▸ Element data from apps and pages

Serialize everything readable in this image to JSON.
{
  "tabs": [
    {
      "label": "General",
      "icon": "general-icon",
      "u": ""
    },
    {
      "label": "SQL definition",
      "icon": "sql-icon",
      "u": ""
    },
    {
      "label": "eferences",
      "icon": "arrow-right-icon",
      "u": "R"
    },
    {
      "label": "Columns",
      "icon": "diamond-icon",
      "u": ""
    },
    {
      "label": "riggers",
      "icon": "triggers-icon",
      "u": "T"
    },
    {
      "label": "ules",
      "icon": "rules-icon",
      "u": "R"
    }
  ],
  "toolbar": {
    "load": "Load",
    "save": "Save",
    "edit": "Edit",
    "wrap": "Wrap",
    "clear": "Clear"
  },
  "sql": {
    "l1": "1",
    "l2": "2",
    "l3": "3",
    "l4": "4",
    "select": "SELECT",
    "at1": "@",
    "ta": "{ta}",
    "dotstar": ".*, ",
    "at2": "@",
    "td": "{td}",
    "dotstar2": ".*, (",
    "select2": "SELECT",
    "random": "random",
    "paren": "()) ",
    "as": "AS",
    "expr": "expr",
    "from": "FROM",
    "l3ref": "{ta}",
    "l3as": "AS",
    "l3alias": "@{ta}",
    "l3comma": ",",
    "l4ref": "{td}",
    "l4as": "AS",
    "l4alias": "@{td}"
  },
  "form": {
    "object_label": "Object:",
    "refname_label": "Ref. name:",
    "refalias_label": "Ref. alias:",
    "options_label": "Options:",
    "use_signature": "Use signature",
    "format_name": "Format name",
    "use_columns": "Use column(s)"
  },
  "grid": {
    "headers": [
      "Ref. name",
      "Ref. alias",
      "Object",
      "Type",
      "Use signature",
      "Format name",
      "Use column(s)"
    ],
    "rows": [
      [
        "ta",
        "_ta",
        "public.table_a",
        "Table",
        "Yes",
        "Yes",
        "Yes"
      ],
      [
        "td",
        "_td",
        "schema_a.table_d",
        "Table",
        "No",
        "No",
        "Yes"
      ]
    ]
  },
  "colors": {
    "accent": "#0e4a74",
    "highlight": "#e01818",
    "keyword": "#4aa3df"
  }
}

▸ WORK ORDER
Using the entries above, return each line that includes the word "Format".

▸ THE ANSWER
    "format_name": "Format name",
      "Format name",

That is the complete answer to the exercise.